# The problem:
Output the entries below without any alteration.

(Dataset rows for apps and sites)
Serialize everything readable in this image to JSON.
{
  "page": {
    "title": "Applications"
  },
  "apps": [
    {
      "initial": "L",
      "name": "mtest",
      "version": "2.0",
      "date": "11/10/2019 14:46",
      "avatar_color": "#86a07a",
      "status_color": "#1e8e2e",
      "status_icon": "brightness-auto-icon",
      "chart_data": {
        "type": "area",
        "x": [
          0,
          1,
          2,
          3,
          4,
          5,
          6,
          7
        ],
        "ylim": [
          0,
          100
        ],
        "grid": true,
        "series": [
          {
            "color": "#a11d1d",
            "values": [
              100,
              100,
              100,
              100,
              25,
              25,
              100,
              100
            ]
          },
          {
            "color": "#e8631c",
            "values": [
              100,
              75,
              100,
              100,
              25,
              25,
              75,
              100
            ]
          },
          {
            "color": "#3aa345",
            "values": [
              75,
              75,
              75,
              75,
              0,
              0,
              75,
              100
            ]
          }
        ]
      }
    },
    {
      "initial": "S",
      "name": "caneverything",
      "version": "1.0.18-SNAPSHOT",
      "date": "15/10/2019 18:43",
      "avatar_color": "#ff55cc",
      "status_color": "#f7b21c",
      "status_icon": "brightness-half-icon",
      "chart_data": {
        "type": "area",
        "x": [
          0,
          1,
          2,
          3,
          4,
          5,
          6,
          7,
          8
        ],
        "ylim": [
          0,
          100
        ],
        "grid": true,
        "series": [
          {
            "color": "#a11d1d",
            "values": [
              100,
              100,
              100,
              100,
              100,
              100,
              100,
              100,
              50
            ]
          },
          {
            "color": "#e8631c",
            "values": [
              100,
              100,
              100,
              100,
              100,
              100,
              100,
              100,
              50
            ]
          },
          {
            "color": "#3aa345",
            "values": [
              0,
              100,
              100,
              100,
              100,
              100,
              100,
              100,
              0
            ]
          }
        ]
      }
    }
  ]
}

# Problem solution:
Serialize everything readable in this image to JSON.
{
  "page": {
    "title": "Applications"
  },
  "apps": [
    {
      "initial": "L",
      "name": "mtest",
      "version": "2.0",
      "date": "11/10/2019 14:46",
      "avatar_color": "#86a07a",
      "status_color": "#1e8e2e",
      "status_icon": "brightness-auto-icon",
      "chart_data": {
        "type": "area",
        "x": [
          0,
          1,
          2,
          3,
          4,
          5,
          6,
          7
        ],
        "ylim": [
          0,
          100
        ],
        "grid": true,
        "series": [
          {
            "color": "#a11d1d",
            "values": [
              100,
              100,
              100,
              100,
              25,
              25,
              100,
              100
            ]
          },
          {
            "color": "#e8631c",
            "values": [
              100,
              75,
              100,
              100,
              25,
              25,
              75,
              100
            ]
          },
          {
            "color": "#3aa345",
            "values": [
              75,
              75,
              75,
              75,
              0,
              0,
              75,
              100
            ]
          }
        ]
      }
    },
    {
      "initial": "S",
      "name": "caneverything",
      "version": "1.0.18-SNAPSHOT",
      "date": "15/10/2019 18:43",
      "avatar_color": "#ff55cc",
      "status_color": "#f7b21c",
      "status_icon": "brightness-half-icon",
      "chart_data": {
        "type": "area",
        "x": [
          0,
          1,
          2,
          3,
          4,
          5,
          6,
          7,
          8
        ],
        "ylim": [
          0,
          100
        ],
        "grid": true,
        "series": [
          {
            "color": "#a11d1d",
            "values": [
              100,
              100,
              100,
              100,
              100,
              100,
              100,
              100,
              50
            ]
          },
          {
            "color": "#e8631c",
            "values": [
              100,
              100,
              100,
              100,
              100,
              100,
              100,
              100,
              50
            ]
          },
          {
            "color": "#3aa345",
            "values": [
              0,
              100,
              100,
              100,
              100,
              100,
              100,
              100,
              0
            ]
          }
        ]
      }
    }
  ]
}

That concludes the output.